**ASSIGNED TASK**
Across all the entries below, how many lines contain the string "Email"? The number by itself is the answer.

Data items
• • • • •
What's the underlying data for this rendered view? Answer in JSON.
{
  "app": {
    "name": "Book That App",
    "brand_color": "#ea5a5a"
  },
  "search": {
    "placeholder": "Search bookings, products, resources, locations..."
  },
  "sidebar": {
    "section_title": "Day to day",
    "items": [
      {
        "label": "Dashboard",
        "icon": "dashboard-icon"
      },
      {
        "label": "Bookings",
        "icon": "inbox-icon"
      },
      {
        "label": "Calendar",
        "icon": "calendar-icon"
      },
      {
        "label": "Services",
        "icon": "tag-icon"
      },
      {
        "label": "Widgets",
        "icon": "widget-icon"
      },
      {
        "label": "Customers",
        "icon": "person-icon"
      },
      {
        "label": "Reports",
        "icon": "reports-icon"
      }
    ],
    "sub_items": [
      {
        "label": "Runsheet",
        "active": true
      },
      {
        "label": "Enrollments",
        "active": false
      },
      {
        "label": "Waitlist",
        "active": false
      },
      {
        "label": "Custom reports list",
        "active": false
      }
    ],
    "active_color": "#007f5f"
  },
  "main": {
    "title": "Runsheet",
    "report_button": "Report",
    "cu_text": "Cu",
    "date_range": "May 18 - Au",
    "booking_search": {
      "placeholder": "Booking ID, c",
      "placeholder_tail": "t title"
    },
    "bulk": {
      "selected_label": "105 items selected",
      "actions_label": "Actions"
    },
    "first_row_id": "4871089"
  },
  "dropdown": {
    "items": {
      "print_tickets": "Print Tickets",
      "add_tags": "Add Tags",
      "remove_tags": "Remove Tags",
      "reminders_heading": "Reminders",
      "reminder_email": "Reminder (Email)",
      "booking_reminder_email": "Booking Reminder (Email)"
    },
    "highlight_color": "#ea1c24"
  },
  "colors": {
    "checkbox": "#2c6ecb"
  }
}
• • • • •
**COMPLETED TASK**
2